Supplied material
+--

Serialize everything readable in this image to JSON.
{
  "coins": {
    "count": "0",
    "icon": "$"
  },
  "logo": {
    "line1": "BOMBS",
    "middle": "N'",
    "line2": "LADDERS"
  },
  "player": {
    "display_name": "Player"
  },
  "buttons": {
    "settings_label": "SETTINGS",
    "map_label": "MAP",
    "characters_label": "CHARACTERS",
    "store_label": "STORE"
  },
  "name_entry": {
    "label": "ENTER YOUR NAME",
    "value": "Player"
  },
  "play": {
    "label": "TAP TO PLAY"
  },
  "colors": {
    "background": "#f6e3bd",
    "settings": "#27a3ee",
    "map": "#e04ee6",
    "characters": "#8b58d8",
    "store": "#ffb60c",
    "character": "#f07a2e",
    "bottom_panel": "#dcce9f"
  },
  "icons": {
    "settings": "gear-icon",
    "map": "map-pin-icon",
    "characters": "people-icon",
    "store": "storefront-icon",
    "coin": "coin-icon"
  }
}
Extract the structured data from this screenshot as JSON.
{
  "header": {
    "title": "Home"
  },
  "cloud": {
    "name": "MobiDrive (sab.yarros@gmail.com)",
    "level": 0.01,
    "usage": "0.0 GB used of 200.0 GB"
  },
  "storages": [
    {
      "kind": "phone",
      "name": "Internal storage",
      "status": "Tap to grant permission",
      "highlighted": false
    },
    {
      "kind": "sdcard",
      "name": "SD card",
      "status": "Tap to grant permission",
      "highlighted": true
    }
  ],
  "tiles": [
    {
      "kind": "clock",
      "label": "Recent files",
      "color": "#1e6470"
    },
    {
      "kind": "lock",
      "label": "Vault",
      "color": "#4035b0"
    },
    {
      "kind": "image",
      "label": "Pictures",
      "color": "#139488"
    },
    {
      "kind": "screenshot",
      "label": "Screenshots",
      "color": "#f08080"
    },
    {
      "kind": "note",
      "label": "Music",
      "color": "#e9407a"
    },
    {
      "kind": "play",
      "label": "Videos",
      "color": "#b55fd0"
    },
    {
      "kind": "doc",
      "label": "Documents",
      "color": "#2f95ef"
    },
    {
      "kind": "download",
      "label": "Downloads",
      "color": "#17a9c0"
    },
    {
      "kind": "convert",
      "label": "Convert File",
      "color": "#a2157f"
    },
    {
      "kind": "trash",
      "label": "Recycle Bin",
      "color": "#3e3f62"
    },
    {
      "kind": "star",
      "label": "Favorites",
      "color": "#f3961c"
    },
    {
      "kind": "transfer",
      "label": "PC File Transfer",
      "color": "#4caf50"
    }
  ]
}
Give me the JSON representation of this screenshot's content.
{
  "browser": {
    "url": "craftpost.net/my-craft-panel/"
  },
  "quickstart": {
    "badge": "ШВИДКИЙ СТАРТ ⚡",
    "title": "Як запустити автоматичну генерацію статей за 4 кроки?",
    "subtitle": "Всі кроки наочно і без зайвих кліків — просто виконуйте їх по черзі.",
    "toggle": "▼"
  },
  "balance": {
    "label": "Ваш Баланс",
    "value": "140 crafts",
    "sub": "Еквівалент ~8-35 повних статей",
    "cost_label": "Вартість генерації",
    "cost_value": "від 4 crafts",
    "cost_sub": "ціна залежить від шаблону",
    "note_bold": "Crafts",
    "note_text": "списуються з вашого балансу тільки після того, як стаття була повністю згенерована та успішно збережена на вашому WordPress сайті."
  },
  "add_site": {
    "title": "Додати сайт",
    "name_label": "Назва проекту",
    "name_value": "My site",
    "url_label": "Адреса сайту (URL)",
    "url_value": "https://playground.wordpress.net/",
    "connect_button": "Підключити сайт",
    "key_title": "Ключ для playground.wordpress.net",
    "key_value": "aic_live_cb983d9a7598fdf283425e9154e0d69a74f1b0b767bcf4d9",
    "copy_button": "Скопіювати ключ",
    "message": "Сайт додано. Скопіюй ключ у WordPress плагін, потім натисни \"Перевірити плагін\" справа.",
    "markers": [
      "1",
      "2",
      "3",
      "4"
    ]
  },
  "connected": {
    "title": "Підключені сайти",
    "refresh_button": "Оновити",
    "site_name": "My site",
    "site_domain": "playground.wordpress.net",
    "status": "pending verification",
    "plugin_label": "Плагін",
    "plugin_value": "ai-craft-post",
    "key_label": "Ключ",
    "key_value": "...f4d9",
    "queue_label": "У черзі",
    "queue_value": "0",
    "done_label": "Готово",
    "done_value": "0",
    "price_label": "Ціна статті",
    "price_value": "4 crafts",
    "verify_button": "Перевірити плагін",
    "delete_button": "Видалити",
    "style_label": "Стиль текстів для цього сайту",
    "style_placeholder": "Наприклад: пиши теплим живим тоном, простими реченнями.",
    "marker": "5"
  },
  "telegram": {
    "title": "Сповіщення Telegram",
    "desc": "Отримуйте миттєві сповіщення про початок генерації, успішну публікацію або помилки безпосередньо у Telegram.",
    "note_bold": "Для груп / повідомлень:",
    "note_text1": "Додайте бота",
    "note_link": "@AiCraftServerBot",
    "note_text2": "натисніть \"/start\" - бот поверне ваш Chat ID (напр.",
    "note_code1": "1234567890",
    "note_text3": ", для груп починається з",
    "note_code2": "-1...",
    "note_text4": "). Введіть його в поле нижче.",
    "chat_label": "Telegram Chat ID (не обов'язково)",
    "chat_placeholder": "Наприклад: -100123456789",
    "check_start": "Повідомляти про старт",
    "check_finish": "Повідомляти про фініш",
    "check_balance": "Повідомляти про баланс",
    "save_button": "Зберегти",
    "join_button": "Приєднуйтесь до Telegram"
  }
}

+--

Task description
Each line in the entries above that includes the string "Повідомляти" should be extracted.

Response
    "check_start": "Повідомляти про старт",
    "check_finish": "Повідомляти про фініш",
    "check_balance": "Повідомляти про баланс",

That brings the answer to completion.